Data in this exercise below:
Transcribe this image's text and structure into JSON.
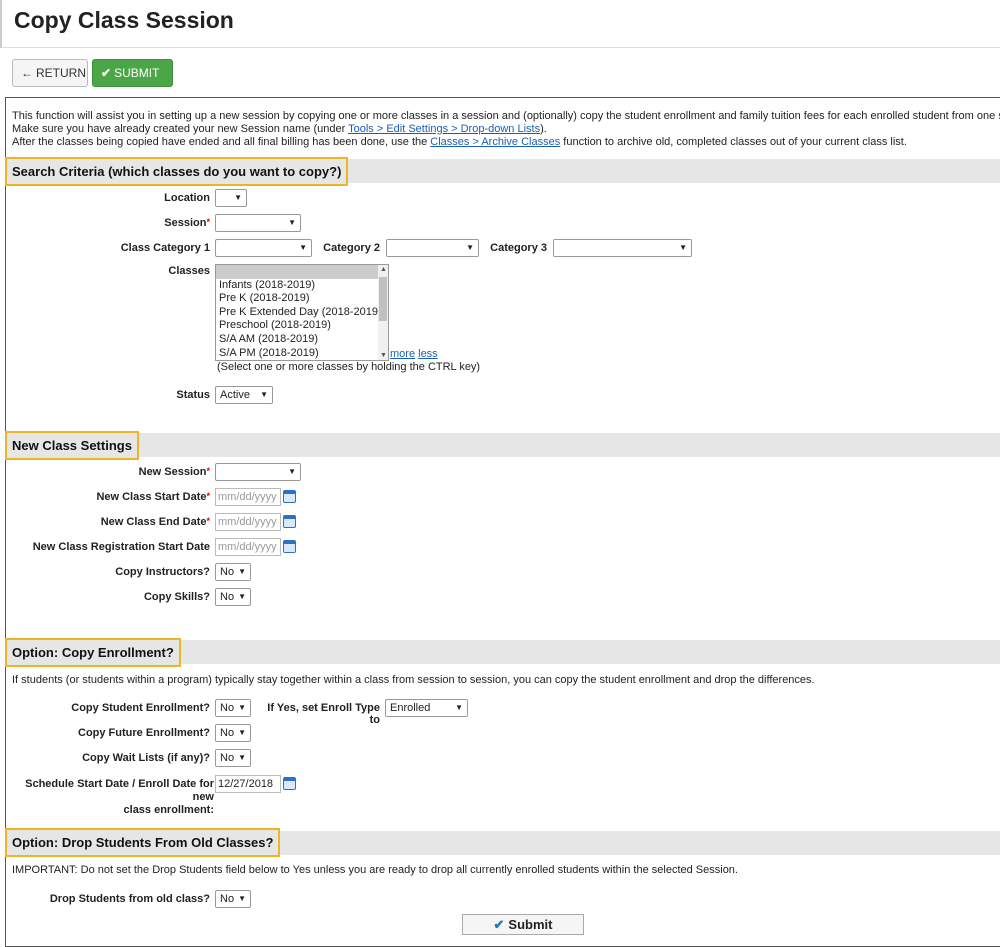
{
  "page_title": "Copy Class Session",
  "toolbar": {
    "return_label": "RETURN",
    "submit_label": "SUBMIT"
  },
  "intro": {
    "line1": "This function will assist you in setting up a new session by copying one or more classes in a session and (optionally) copy the student enrollment and family tuition fees for each enrolled student from one session to a",
    "line2_pre": "Make sure you have already created your new Session name (under ",
    "line2_link": "Tools > Edit Settings > Drop-down Lists",
    "line2_post": ").",
    "line3_pre": "After the classes being copied have ended and all final billing has been done, use the ",
    "line3_link": "Classes > Archive Classes",
    "line3_post": " function to archive old, completed classes out of your current class list."
  },
  "search": {
    "title": "Search Criteria (which classes do you want to copy?)",
    "location_label": "Location",
    "session_label": "Session",
    "class_category_1_label": "Class Category 1",
    "category_2_label": "Category 2",
    "category_3_label": "Category 3",
    "classes_label": "Classes",
    "classes": [
      "",
      "Infants (2018-2019)",
      "Pre K (2018-2019)",
      "Pre K Extended Day (2018-2019)",
      "Preschool (2018-2019)",
      "S/A AM (2018-2019)",
      "S/A PM (2018-2019)"
    ],
    "more_link": "more",
    "less_link": "less",
    "hint": "(Select one or more classes by holding the CTRL key)",
    "status_label": "Status",
    "status_value": "Active"
  },
  "new_class": {
    "title": "New Class Settings",
    "new_session_label": "New Session",
    "start_date_label": "New Class Start Date",
    "end_date_label": "New Class End Date",
    "reg_start_label": "New Class Registration Start Date",
    "date_placeholder": "mm/dd/yyyy",
    "copy_instructors_label": "Copy Instructors?",
    "copy_instructors_value": "No",
    "copy_skills_label": "Copy Skills?",
    "copy_skills_value": "No"
  },
  "enrollment": {
    "title": "Option: Copy Enrollment?",
    "description": "If students (or students within a program) typically stay together within a class from session to session, you can copy the student enrollment and drop the differences.",
    "copy_student_label": "Copy Student Enrollment?",
    "copy_student_value": "No",
    "enroll_type_label": "If Yes, set Enroll Type to",
    "enroll_type_value": "Enrolled",
    "copy_future_label": "Copy Future Enrollment?",
    "copy_future_value": "No",
    "copy_wait_label": "Copy Wait Lists (if any)?",
    "copy_wait_value": "No",
    "schedule_label_1": "Schedule Start Date / Enroll Date for new",
    "schedule_label_2": "class enrollment:",
    "schedule_value": "12/27/2018"
  },
  "drop": {
    "title": "Option: Drop Students From Old Classes?",
    "important": "IMPORTANT: Do not set the Drop Students field below to Yes unless you are ready to drop all currently enrolled students within the selected Session.",
    "drop_label": "Drop Students from old class?",
    "drop_value": "No"
  },
  "bottom_submit": "Submit",
  "icons": {
    "return": "arrow-left-icon",
    "check": "check-icon",
    "calendar": "calendar-icon",
    "dropdown": "chevron-down-icon"
  },
  "colors": {
    "submit_green": "#4aa646",
    "highlight": "#f0b429",
    "link": "#1a5fb4",
    "required": "#dd0000"
  }
}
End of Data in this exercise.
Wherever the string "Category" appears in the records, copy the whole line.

■ Result of this exercise:
    "class_category_1_label": "Class Category 1",
    "category_2_label": "Category 2",
    "category_3_label": "Category 3",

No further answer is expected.